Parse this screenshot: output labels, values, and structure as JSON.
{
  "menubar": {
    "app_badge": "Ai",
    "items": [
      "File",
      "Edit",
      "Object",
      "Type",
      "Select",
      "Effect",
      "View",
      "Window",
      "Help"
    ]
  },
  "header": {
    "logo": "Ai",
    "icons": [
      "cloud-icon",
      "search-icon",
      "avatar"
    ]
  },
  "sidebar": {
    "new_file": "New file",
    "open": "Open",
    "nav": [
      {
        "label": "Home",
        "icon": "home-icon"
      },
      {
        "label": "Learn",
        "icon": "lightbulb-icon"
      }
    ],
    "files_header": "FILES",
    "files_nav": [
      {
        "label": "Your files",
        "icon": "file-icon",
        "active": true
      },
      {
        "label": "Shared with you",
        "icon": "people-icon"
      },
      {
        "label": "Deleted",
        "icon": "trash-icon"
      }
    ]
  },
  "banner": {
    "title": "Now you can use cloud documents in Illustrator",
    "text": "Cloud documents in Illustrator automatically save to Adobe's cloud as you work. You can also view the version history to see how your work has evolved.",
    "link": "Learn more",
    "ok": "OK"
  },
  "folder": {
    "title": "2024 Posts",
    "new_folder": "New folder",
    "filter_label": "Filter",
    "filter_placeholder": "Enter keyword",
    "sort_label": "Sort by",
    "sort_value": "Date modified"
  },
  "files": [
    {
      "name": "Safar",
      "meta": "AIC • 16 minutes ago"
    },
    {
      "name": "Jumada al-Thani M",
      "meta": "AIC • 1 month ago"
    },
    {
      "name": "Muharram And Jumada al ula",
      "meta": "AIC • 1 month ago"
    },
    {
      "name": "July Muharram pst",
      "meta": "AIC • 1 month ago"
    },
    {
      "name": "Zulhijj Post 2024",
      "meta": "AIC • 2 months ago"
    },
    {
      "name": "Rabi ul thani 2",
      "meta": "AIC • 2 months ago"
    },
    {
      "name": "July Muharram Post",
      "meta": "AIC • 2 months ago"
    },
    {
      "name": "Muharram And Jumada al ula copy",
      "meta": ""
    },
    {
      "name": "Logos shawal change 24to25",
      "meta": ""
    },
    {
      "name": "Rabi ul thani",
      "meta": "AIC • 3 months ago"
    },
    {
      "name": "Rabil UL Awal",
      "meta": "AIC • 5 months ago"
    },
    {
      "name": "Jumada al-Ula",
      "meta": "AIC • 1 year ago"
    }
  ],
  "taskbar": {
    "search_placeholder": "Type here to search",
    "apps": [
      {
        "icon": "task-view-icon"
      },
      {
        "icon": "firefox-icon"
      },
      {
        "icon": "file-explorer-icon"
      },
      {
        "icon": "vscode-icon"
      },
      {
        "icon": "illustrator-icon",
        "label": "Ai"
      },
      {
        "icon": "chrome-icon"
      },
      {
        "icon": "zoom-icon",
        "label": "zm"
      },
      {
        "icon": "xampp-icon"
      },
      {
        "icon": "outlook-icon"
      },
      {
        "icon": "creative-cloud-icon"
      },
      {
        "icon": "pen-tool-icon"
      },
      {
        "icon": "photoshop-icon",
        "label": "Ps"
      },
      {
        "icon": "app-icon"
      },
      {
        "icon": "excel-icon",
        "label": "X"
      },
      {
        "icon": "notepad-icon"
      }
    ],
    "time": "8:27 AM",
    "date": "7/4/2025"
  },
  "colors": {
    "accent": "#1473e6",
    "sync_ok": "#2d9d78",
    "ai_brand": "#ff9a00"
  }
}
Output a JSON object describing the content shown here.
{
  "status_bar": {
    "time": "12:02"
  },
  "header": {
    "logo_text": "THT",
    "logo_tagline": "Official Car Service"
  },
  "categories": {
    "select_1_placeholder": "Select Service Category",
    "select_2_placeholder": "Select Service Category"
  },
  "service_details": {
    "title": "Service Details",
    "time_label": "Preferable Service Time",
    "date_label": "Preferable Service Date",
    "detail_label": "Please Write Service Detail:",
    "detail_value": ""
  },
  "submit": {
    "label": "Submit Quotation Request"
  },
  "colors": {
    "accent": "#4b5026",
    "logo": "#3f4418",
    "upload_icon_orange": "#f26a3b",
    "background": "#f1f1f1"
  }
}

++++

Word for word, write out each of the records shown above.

Parse this screenshot: output labels, values, and structure as JSON.
{
  "menubar": {
    "app_badge": "Ai",
    "items": [
      "File",
      "Edit",
      "Object",
      "Type",
      "Select",
      "Effect",
      "View",
      "Window",
      "Help"
    ]
  },
  "header": {
    "logo": "Ai",
    "icons": [
      "cloud-icon",
      "search-icon",
      "avatar"
    ]
  },
  "sidebar": {
    "new_file": "New file",
    "open": "Open",
    "nav": [
      {
        "label": "Home",
        "icon": "home-icon"
      },
      {
        "label": "Learn",
        "icon": "lightbulb-icon"
      }
    ],
    "files_header": "FILES",
    "files_nav": [
      {
        "label": "Your files",
        "icon": "file-icon",
        "active": true
      },
      {
        "label": "Shared with you",
        "icon": "people-icon"
      },
      {
        "label": "Deleted",
        "icon": "trash-icon"
      }
    ]
  },
  "banner": {
    "title": "Now you can use cloud documents in Illustrator",
    "text": "Cloud documents in Illustrator automatically save to Adobe's cloud as you work. You can also view the version history to see how your work has evolved.",
    "link": "Learn more",
    "ok": "OK"
  },
  "folder": {
    "title": "2024 Posts",
    "new_folder": "New folder",
    "filter_label": "Filter",
    "filter_placeholder": "Enter keyword",
    "sort_label": "Sort by",
    "sort_value": "Date modified"
  },
  "files": [
    {
      "name": "Safar",
      "meta": "AIC • 16 minutes ago"
    },
    {
      "name": "Jumada al-Thani M",
      "meta": "AIC • 1 month ago"
    },
    {
      "name": "Muharram And Jumada al ula",
      "meta": "AIC • 1 month ago"
    },
    {
      "name": "July Muharram pst",
      "meta": "AIC • 1 month ago"
    },
    {
      "name": "Zulhijj Post 2024",
      "meta": "AIC • 2 months ago"
    },
    {
      "name": "Rabi ul thani 2",
      "meta": "AIC • 2 months ago"
    },
    {
      "name": "July Muharram Post",
      "meta": "AIC • 2 months ago"
    },
    {
      "name": "Muharram And Jumada al ula copy",
      "meta": ""
    },
    {
      "name": "Logos shawal change 24to25",
      "meta": ""
    },
    {
      "name": "Rabi ul thani",
      "meta": "AIC • 3 months ago"
    },
    {
      "name": "Rabil UL Awal",
      "meta": "AIC • 5 months ago"
    },
    {
      "name": "Jumada al-Ula",
      "meta": "AIC • 1 year ago"
    }
  ],
  "taskbar": {
    "search_placeholder": "Type here to search",
    "apps": [
      {
        "icon": "task-view-icon"
      },
      {
        "icon": "firefox-icon"
      },
      {
        "icon": "file-explorer-icon"
      },
      {
        "icon": "vscode-icon"
      },
      {
        "icon": "illustrator-icon",
        "label": "Ai"
      },
      {
        "icon": "chrome-icon"
      },
      {
        "icon": "zoom-icon",
        "label": "zm"
      },
      {
        "icon": "xampp-icon"
      },
      {
        "icon": "outlook-icon"
      },
      {
        "icon": "creative-cloud-icon"
      },
      {
        "icon": "pen-tool-icon"
      },
      {
        "icon": "photoshop-icon",
        "label": "Ps"
      },
      {
        "icon": "app-icon"
      },
      {
        "icon": "excel-icon",
        "label": "X"
      },
      {
        "icon": "notepad-icon"
      }
    ],
    "time": "8:27 AM",
    "date": "7/4/2025"
  },
  "colors": {
    "accent": "#1473e6",
    "sync_ok": "#2d9d78",
    "ai_brand": "#ff9a00"
  }
}
Output a JSON object describing the content shown here.
{
  "status_bar": {
    "time": "12:02"
  },
  "header": {
    "logo_text": "THT",
    "logo_tagline": "Official Car Service"
  },
  "categories": {
    "select_1_placeholder": "Select Service Category",
    "select_2_placeholder": "Select Service Category"
  },
  "service_details": {
    "title": "Service Details",
    "time_label": "Preferable Service Time",
    "date_label": "Preferable Service Date",
    "detail_label": "Please Write Service Detail:",
    "detail_value": ""
  },
  "submit": {
    "label": "Submit Quotation Request"
  },
  "colors": {
    "accent": "#4b5026",
    "logo": "#3f4418",
    "upload_icon_orange": "#f26a3b",
    "background": "#f1f1f1"
  }
}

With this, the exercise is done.